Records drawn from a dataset
-- Opening Marker --

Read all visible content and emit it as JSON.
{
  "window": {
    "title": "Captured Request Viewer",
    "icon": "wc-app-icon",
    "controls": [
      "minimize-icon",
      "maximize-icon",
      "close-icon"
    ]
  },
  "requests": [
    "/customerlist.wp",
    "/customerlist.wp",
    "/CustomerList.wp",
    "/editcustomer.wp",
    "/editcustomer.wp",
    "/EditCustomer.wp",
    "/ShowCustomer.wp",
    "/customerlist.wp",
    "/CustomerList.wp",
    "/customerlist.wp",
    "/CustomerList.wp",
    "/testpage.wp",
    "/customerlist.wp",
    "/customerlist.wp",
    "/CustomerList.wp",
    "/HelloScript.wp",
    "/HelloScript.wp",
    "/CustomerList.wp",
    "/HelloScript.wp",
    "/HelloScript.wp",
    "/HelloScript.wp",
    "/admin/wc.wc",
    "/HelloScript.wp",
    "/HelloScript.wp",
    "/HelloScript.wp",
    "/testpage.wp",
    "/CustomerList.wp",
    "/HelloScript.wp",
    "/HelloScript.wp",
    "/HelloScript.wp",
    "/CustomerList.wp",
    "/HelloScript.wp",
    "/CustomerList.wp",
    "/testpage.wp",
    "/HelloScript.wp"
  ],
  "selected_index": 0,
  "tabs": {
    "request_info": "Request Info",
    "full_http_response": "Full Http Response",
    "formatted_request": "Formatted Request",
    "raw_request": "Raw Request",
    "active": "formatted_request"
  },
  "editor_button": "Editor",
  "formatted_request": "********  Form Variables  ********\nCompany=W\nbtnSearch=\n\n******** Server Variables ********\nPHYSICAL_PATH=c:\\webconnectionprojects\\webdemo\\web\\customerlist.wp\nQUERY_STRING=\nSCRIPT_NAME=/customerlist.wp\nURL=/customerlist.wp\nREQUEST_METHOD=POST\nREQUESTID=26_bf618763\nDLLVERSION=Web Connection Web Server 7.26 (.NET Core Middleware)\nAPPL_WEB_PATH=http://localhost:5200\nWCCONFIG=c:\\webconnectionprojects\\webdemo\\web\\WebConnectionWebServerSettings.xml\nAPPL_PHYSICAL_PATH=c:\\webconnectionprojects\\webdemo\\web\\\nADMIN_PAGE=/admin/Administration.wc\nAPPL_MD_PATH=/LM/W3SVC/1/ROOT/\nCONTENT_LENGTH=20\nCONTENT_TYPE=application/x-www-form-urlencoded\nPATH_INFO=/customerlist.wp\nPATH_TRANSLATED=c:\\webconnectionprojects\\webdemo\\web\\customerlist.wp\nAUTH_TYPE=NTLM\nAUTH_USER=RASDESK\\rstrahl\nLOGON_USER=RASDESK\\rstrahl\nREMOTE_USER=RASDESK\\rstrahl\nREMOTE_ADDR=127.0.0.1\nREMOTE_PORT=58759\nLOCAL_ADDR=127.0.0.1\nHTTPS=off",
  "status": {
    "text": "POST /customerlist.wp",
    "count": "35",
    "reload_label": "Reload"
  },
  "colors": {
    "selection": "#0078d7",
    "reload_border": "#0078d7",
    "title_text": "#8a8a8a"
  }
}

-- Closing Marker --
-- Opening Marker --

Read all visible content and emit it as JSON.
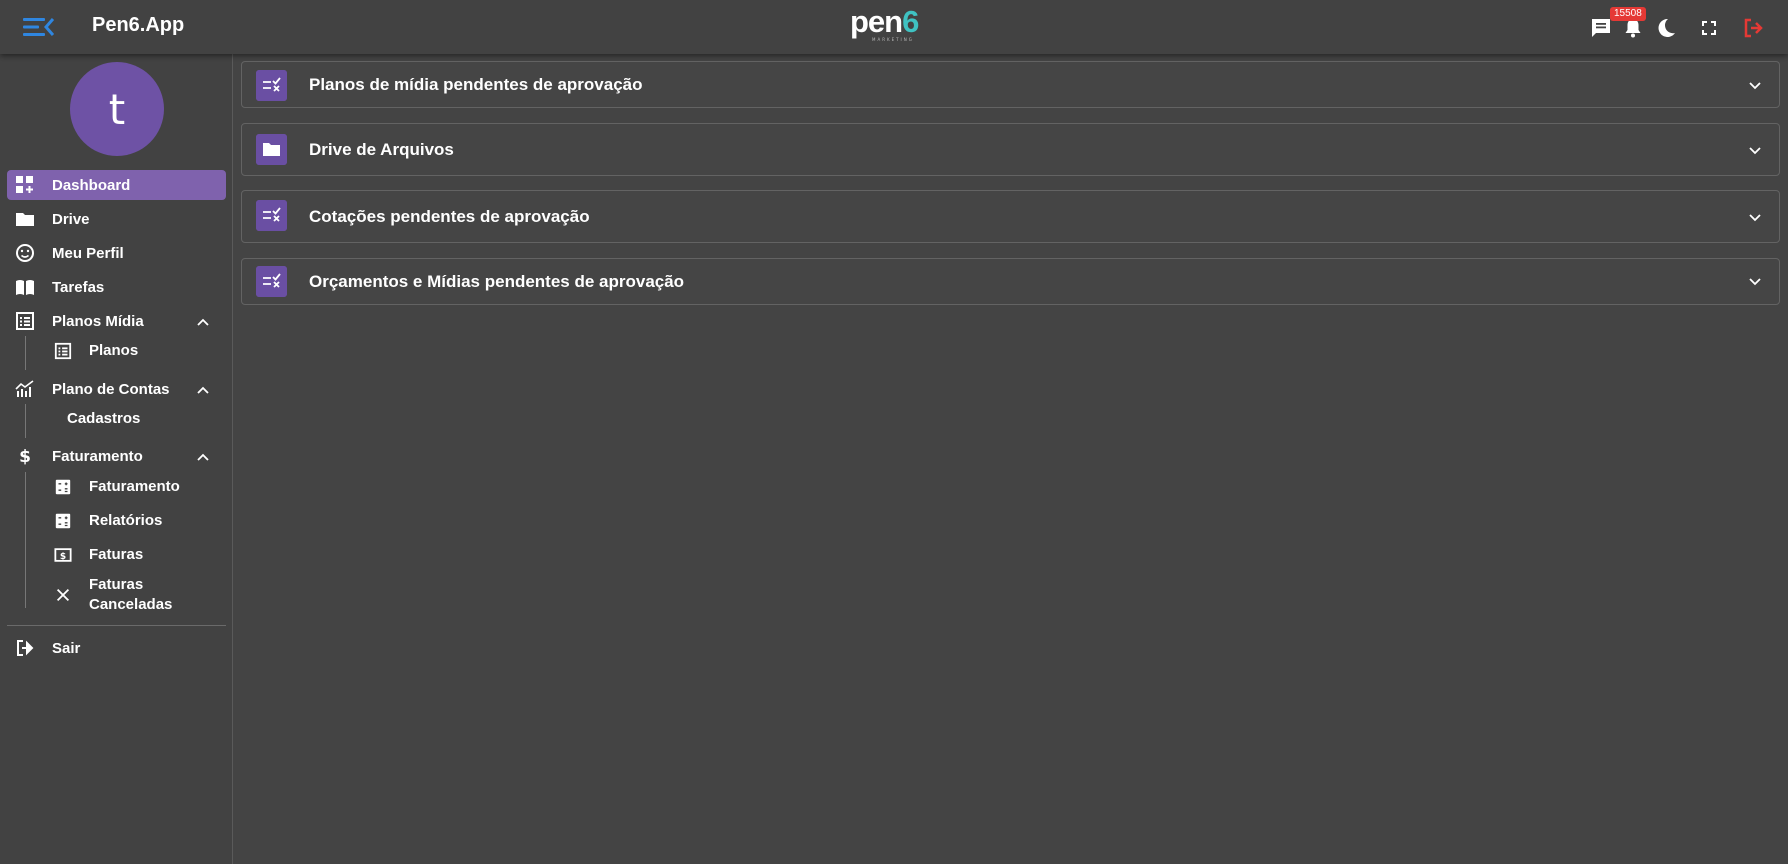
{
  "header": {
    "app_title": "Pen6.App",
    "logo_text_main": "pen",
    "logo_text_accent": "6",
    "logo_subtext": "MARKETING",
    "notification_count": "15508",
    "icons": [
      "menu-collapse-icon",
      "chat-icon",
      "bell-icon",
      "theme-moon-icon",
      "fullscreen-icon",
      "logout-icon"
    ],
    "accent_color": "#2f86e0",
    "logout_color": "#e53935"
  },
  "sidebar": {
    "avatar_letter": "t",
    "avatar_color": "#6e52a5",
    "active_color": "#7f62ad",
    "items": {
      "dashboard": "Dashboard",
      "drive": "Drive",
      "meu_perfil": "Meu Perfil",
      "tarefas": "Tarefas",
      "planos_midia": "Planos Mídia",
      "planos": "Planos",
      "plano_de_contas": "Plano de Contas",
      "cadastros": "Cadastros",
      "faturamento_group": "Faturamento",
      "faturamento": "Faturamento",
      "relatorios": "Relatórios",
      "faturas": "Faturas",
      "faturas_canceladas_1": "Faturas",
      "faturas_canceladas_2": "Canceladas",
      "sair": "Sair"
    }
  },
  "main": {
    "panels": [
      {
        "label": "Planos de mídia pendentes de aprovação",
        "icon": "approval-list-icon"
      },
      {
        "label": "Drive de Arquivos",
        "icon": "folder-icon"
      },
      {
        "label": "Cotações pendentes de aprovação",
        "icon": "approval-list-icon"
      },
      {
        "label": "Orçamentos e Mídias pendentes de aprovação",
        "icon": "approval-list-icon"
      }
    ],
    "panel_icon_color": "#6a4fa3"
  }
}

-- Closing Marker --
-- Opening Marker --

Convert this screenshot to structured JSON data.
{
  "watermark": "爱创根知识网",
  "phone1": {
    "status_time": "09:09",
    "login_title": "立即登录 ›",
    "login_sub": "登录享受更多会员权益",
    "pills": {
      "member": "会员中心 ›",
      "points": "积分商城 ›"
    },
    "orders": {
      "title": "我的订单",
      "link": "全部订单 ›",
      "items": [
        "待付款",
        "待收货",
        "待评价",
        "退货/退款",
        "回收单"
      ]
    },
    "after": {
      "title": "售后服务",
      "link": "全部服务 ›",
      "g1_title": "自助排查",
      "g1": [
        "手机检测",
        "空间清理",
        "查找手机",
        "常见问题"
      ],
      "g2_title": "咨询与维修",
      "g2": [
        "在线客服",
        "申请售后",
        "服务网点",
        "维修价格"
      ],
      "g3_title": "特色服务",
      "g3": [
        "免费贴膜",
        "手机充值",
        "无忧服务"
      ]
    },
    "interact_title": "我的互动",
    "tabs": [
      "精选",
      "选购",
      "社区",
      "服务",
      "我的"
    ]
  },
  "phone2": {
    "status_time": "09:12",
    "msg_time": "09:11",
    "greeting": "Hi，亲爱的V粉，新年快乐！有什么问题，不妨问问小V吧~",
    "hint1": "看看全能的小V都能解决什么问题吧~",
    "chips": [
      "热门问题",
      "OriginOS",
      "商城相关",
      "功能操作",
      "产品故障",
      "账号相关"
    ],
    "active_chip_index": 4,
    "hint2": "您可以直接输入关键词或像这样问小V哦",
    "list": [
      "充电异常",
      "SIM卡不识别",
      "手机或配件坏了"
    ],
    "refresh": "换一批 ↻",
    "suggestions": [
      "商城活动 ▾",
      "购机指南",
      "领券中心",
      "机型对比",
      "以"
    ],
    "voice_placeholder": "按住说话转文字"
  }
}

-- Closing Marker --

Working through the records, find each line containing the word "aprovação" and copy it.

- ANSWER SPACE
        "label": "Planos de mídia pendentes de aprovação",
        "label": "Cotações pendentes de aprovação",
        "label": "Orçamentos e Mídias pendentes de aprovação",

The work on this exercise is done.